January 19, 2007
LAW ENFORCEMENT OFFICERS SAFETY ACT
By: Veronica Rose, Principal Analyst
You want us to summarize the 2004 Law Enforcement Officers Safety Act and State Police policy with regard to law enforcement officer certification to carry firearms under the act.
The Law Enforcement Officers Safety Act (LEOSA) allows qualified active and retired law enforcement officers who meet specified criteria to carry concealed firearms (with some exceptions) anywhere in the country, subject to certain limitations.
Any officer carrying a firearm under this law must also carry a photo identification certifying, or along with certification, that he is qualified to carry the weapon. Under State Police policy, retired law enforcement officers must possess a valid state gun permit as a condition of certification.
LEOSA is a federal law that, with certain limitations and conditions, exempts active and retired “qualified law enforcement officers” from state laws and local ordinances prohibiting the carrying of concealed weapons. Under the law, qualified law enforcement officers may carry concealed weapons (not including machine guns, silencers, and destructive devices) anywhere in the country subject to two limitations. Private property owners may restrict or prohibit such weapons on their property, and states may restrict or prohibit them in or on state or local government property, installation, building, base, or park (18 USC § 926C(e)).
Officers carrying firearms under this law should also verify and comply with any restrictions applicable to military and federal facilities and parks before attempting to enter such locations, according to the State Police.
Eligibility Criteria to Carry Concealed Firearms
Retired officers qualify to carry the firearms under the law if:
1. they retired in good standing (other than for reasons of mental instability);
2. before retiring, they had statutory arrest powers and were authorized by law to engage in or supervise people engaged in performing specified law enforcement functions;
3. they retired (a) after at least 15 years aggregate employment as a law enforcement officer or (b) after serving less than 15 years (but after completing any applicable probationary period) because of an agency-determined service-connected disability;
4. they have a nonforfeitable right to benefits under the employing agency's retirement plan;
5. they may legally possess firearms under federal law; and

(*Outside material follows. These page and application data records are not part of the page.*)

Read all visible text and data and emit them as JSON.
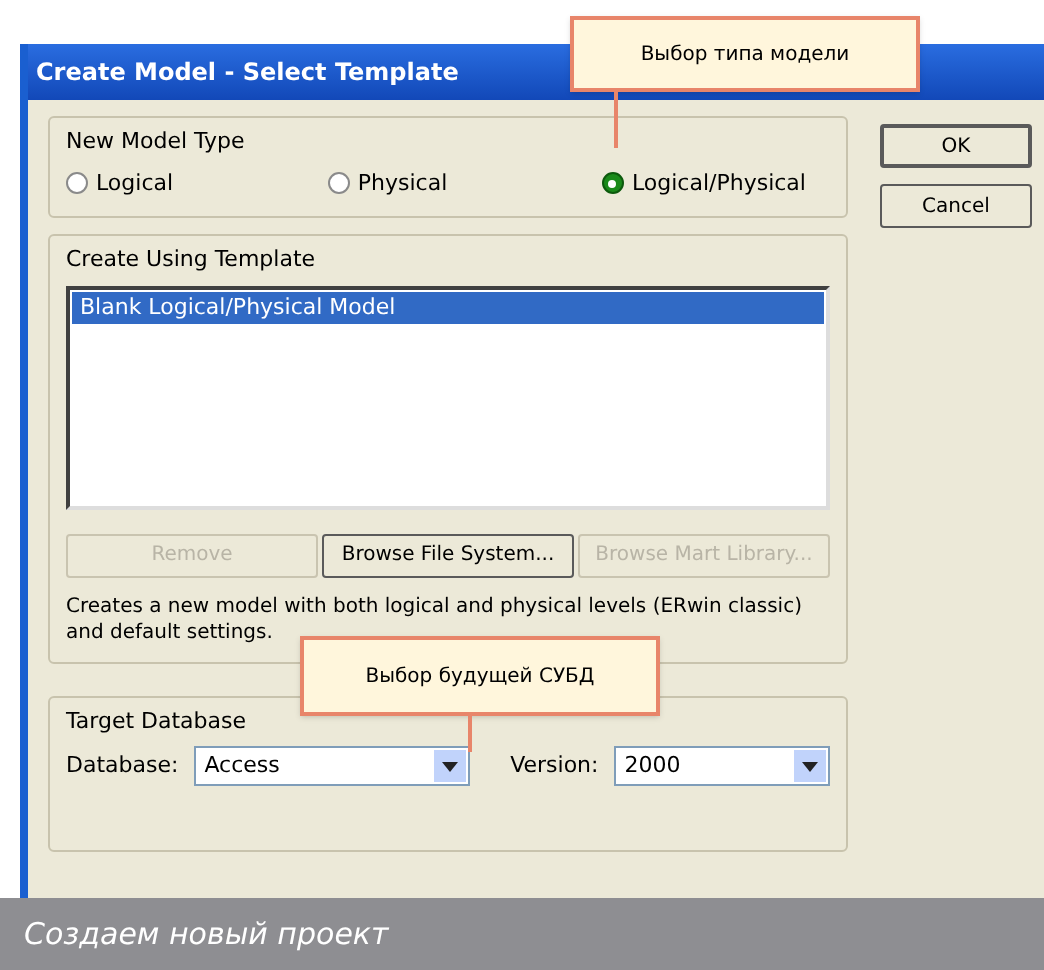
{
  "window": {
    "title": "Create Model - Select Template"
  },
  "new_model_type": {
    "label": "New Model Type",
    "options": [
      {
        "label": "Logical",
        "selected": false
      },
      {
        "label": "Physical",
        "selected": false
      },
      {
        "label": "Logical/Physical",
        "selected": true
      }
    ]
  },
  "buttons": [
    {
      "label": "OK",
      "default": true
    },
    {
      "label": "Cancel",
      "default": false
    }
  ],
  "template": {
    "label": "Create Using Template",
    "items": [
      {
        "label": "Blank Logical/Physical Model",
        "selected": true
      }
    ],
    "buttons": [
      {
        "label": "Remove",
        "disabled": true
      },
      {
        "label": "Browse File System...",
        "disabled": false
      },
      {
        "label": "Browse Mart Library...",
        "disabled": true
      }
    ],
    "description": "Creates a new model with both logical and physical levels (ERwin classic) and default settings."
  },
  "target_database": {
    "label": "Target Database",
    "database_label": "Database:",
    "database": "Access",
    "version_label": "Version:",
    "version": "2000"
  },
  "callouts": [
    {
      "text": "Выбор типа модели"
    },
    {
      "text": "Выбор будущей СУБД"
    }
  ],
  "caption": "Создаем новый проект"
}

6. during the most recent 12-month period, they met applicable qualification standards that apply to active law enforcement officers carrying the same type of firearm as the concealed firearm (18 USC § 926C).
Active law enforcement officers qualify if they:
1. hold arrest powers and are authorized by law to perform specified law enforcement functions,
2. are authorized by their employing agency to carry firearms,
3. are not the subject of any disciplinary action,
4. meet agency standards to carry firearms, and
5. are not prohibited by federal law from carrying firearms (18 USC § 926B).
The law prohibits officers from carrying concealed firearms if they are under the influence of alcohol or other intoxicating or hallucinatory drug or substance.
A retired officer carrying a concealed firearm under this law must carry photo identification with, or along with, a certification that in the last year, he was tested or otherwise found to have met the issuing agency's or state's standards for active sworn law enforcement officers carrying firearms. The certification must be issued either by the agency from which the officer retired or from the state in which he lives.
An active law enforcement officer must carry his agency-issued photographic identification when carrying concealed weapons under the law.
State Police Policy
The Division of State Police provides a training and qualification program for (1) retired state police officers and (2) retired out-of-state police officers living in Connecticut.
Under State Police policy, a retired law enforcement officer applying for initial LEOSA certification must submit a retiree application to the State Police along with:
1. the results of a criminal history record check performed by the State Police Bureau of Investigation,
2. a notarized affidavit from the agency from which he retired attesting to his qualifications as a law enforcement officer for the purpose of this law (retired out-of-state officers only),
3. a signed release and indemnification form, and
4. a completed fingerprint card (DPS-125-c).
The officer must also successfully complete four hours of handgun training and possess a valid Connecticut gun permit.
When an applicant completes training, he gets a photo identification and a certificate indicating his compliance with the federal law, and the make, model, serial number, and caliber of the handgun on which he qualified. The documents are valid for one year.
Additional information on the law and the State Police training program is available at http://www.ct.gov/dps/cwp/view.asp?a=2153&q=303746.
A copy of the law is attached.
The State Police will conduct training sessions for retired state police officers and retired out-of-state police officers now residing in Connecticut on the following dates: March 24, 2007, March 31, 2007, and April 7, 2007.